The problem: From the first line to the last, retype the records exactly without their images.

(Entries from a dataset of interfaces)
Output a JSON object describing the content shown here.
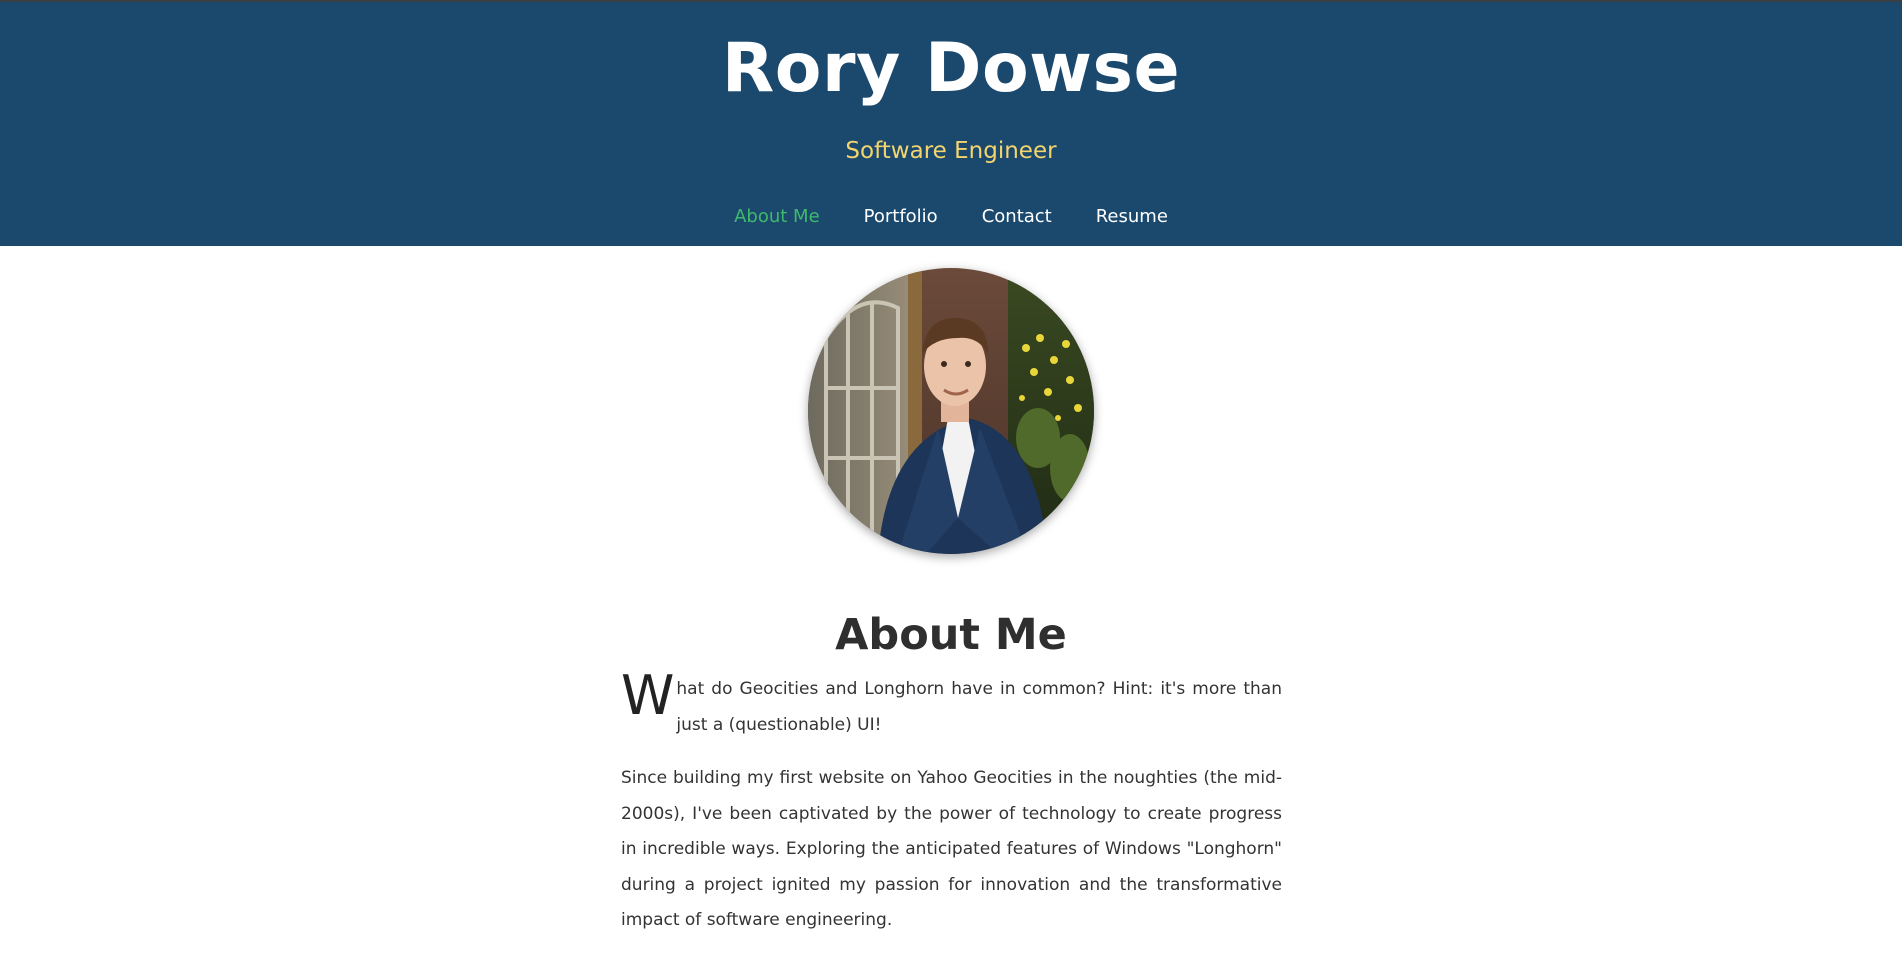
{
  "header": {
    "name": "Rory Dowse",
    "role": "Software Engineer"
  },
  "nav": {
    "items": [
      {
        "label": "About Me",
        "active": true
      },
      {
        "label": "Portfolio",
        "active": false
      },
      {
        "label": "Contact",
        "active": false
      },
      {
        "label": "Resume",
        "active": false
      }
    ]
  },
  "colors": {
    "header_bg": "#1b496e",
    "role_text": "#f3d46e",
    "nav_active": "#3fba6c",
    "nav_text": "#ffffff"
  },
  "profile": {
    "image_icon": "profile-photo"
  },
  "about": {
    "title": "About Me",
    "intro_dropcap": "W",
    "intro_rest": "hat do Geocities and Longhorn have in common? Hint: it's more than just a (questionable) UI!",
    "paragraph_2": "Since building my first website on Yahoo Geocities in the noughties (the mid-2000s), I've been captivated by the power of technology to create progress in incredible ways. Exploring the anticipated features of Windows \"Longhorn\" during a project ignited my passion for innovation and the transformative impact of software engineering."
  }
}
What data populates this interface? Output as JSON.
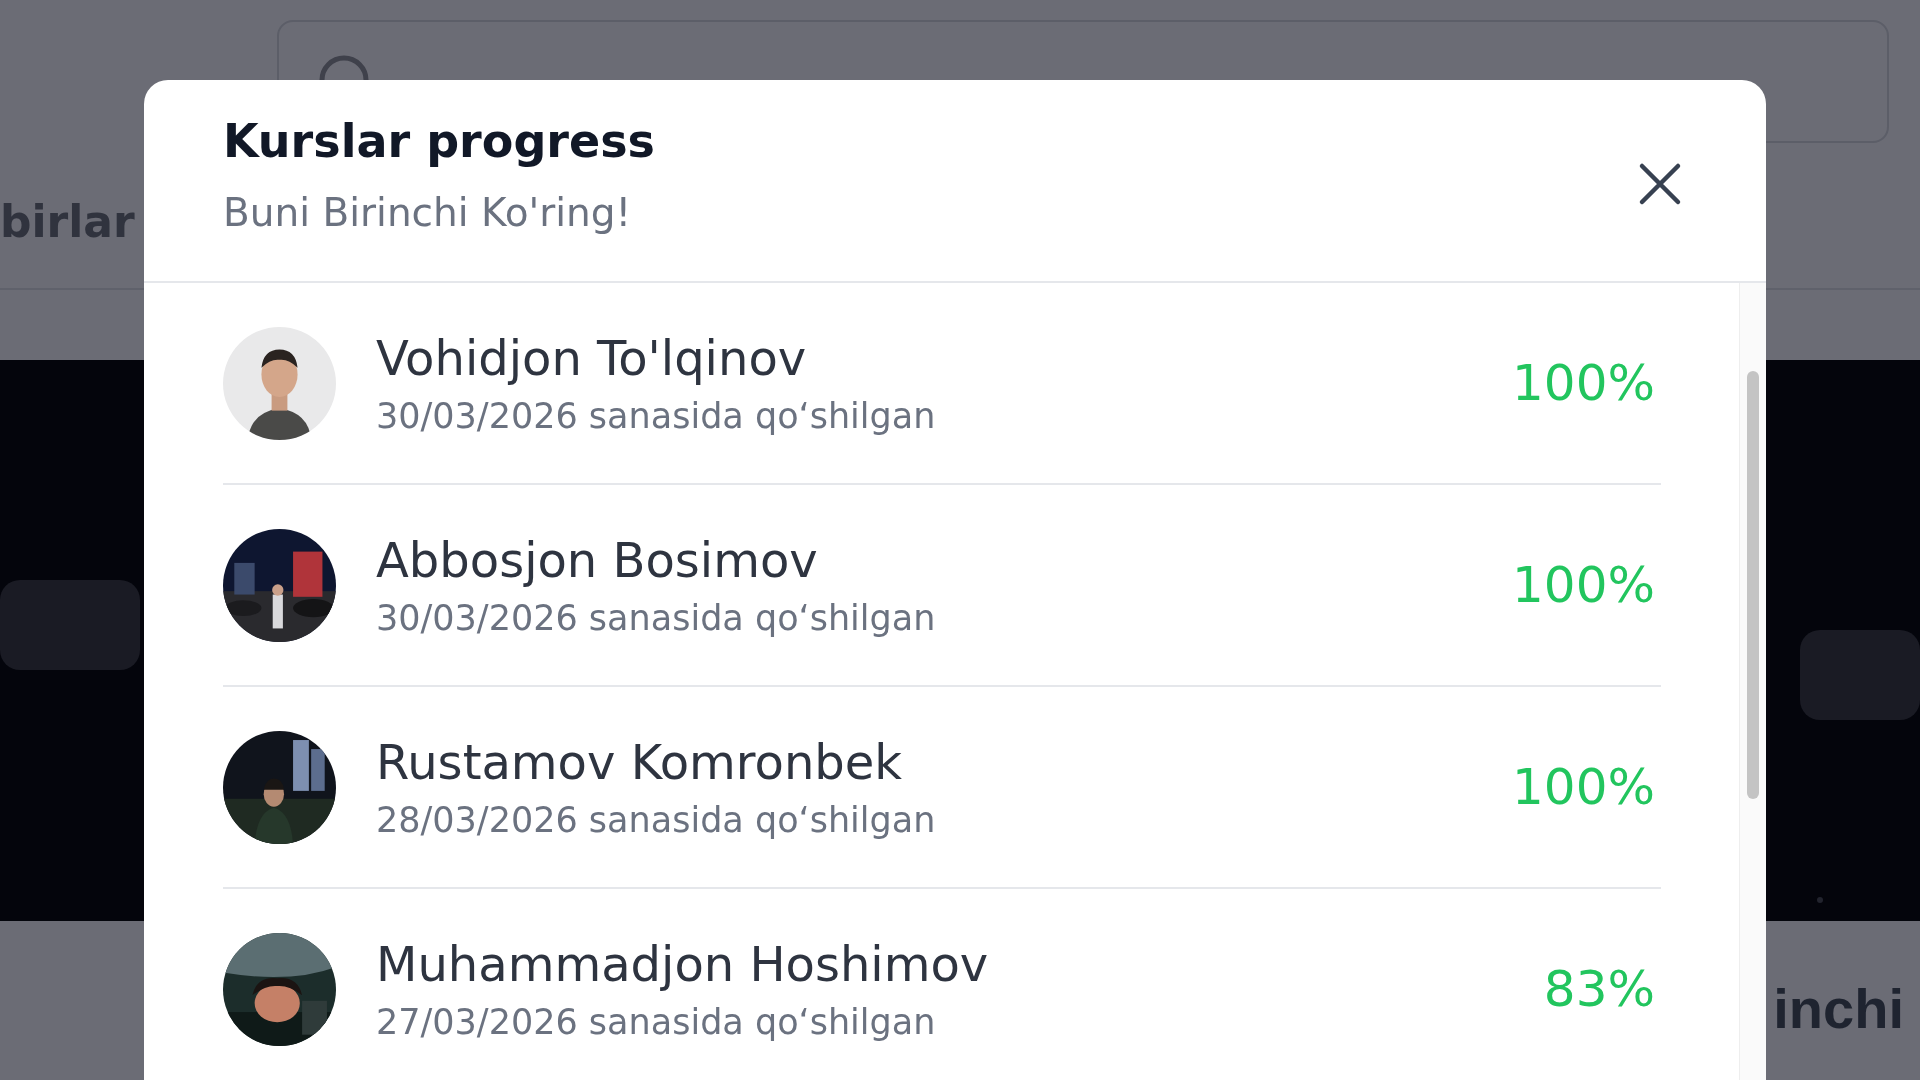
{
  "background": {
    "section_title": "birlar",
    "card_title": "inchi"
  },
  "modal": {
    "title": "Kurslar progress",
    "subtitle": "Buni Birinchi Ko'ring!",
    "students": [
      {
        "name": "Vohidjon To'lqinov",
        "joined": "30/03/2026 sanasida qo‘shilgan",
        "progress": "100%"
      },
      {
        "name": "Abbosjon Bosimov",
        "joined": "30/03/2026 sanasida qo‘shilgan",
        "progress": "100%"
      },
      {
        "name": "Rustamov Komronbek",
        "joined": "28/03/2026 sanasida qo‘shilgan",
        "progress": "100%"
      },
      {
        "name": "Muhammadjon Hoshimov",
        "joined": "27/03/2026 sanasida qo‘shilgan",
        "progress": "83%"
      }
    ]
  }
}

Output for this exercise:
Output a JSON object describing the content shown here.
{
  "header": {
    "name": "Rory Dowse",
    "role": "Software Engineer"
  },
  "nav": {
    "items": [
      {
        "label": "About Me",
        "active": true
      },
      {
        "label": "Portfolio",
        "active": false
      },
      {
        "label": "Contact",
        "active": false
      },
      {
        "label": "Resume",
        "active": false
      }
    ]
  },
  "colors": {
    "header_bg": "#1b496e",
    "role_text": "#f3d46e",
    "nav_active": "#3fba6c",
    "nav_text": "#ffffff"
  },
  "profile": {
    "image_icon": "profile-photo"
  },
  "about": {
    "title": "About Me",
    "intro_dropcap": "W",
    "intro_rest": "hat do Geocities and Longhorn have in common? Hint: it's more than just a (questionable) UI!",
    "paragraph_2": "Since building my first website on Yahoo Geocities in the noughties (the mid-2000s), I've been captivated by the power of technology to create progress in incredible ways. Exploring the anticipated features of Windows \"Longhorn\" during a project ignited my passion for innovation and the transformative impact of software engineering."
  }
}
What data populates this interface? Output as JSON.
{
  "background": {
    "section_title": "birlar",
    "card_title": "inchi"
  },
  "modal": {
    "title": "Kurslar progress",
    "subtitle": "Buni Birinchi Ko'ring!",
    "students": [
      {
        "name": "Vohidjon To'lqinov",
        "joined": "30/03/2026 sanasida qo‘shilgan",
        "progress": "100%"
      },
      {
        "name": "Abbosjon Bosimov",
        "joined": "30/03/2026 sanasida qo‘shilgan",
        "progress": "100%"
      },
      {
        "name": "Rustamov Komronbek",
        "joined": "28/03/2026 sanasida qo‘shilgan",
        "progress": "100%"
      },
      {
        "name": "Muhammadjon Hoshimov",
        "joined": "27/03/2026 sanasida qo‘shilgan",
        "progress": "83%"
      }
    ]
  }
}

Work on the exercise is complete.